Glossary: Logbook loan
A logbook loan is a way of raising cash with the loan secured against the borrower’s vehicle and the logbook held by the lender as security against the loan. They are aimed at people with poor credit ratings who may have outstanding county court judgements (CCJs), individual voluntary arrangements (IVAs) or are bankrupt as loans are approved without credit checks being carried out. The vehicles should be no more than eight years old with no finance outstanding. They must be insured and taxed and the potential borrower must have a regular source of income. Like payday loans, this type of borrowing is expensive, with APRs of 500%.
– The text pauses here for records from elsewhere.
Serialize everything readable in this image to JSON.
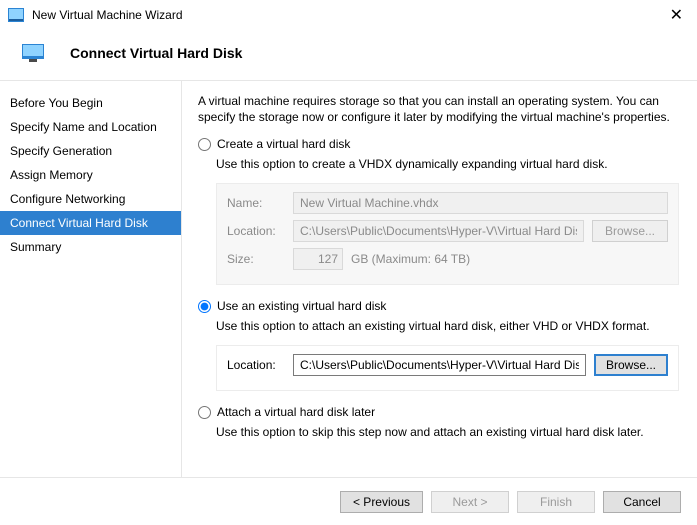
{
  "window": {
    "title": "New Virtual Machine Wizard"
  },
  "header": {
    "title": "Connect Virtual Hard Disk"
  },
  "sidebar": {
    "items": [
      {
        "label": "Before You Begin"
      },
      {
        "label": "Specify Name and Location"
      },
      {
        "label": "Specify Generation"
      },
      {
        "label": "Assign Memory"
      },
      {
        "label": "Configure Networking"
      },
      {
        "label": "Connect Virtual Hard Disk"
      },
      {
        "label": "Summary"
      }
    ],
    "selected_index": 5
  },
  "main": {
    "intro": "A virtual machine requires storage so that you can install an operating system. You can specify the storage now or configure it later by modifying the virtual machine's properties.",
    "option_create": {
      "label": "Create a virtual hard disk",
      "desc": "Use this option to create a VHDX dynamically expanding virtual hard disk.",
      "name_label": "Name:",
      "name_value": "New Virtual Machine.vhdx",
      "location_label": "Location:",
      "location_value": "C:\\Users\\Public\\Documents\\Hyper-V\\Virtual Hard Disks\\",
      "browse_label": "Browse...",
      "size_label": "Size:",
      "size_value": "127",
      "size_suffix": "GB (Maximum: 64 TB)"
    },
    "option_existing": {
      "label": "Use an existing virtual hard disk",
      "desc": "Use this option to attach an existing virtual hard disk, either VHD or VHDX format.",
      "location_label": "Location:",
      "location_value": "C:\\Users\\Public\\Documents\\Hyper-V\\Virtual Hard Disks\\",
      "browse_label": "Browse..."
    },
    "option_later": {
      "label": "Attach a virtual hard disk later",
      "desc": "Use this option to skip this step now and attach an existing virtual hard disk later."
    },
    "selected_option": "existing"
  },
  "footer": {
    "previous": "< Previous",
    "next": "Next >",
    "finish": "Finish",
    "cancel": "Cancel"
  }
}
Short-term cash loans designed to be borrowed mid-way through the month to tide the borrower over until they next get paid, whereupon the loan is settled. Generally used by people with bad credit ratings and/or no access to short-term credit such as an overdraft or credit card. Like logbook loans, this type of borrowing is hugely expensive: the average APR on payday loans is well over 1,000% and in some instances can be considerably more.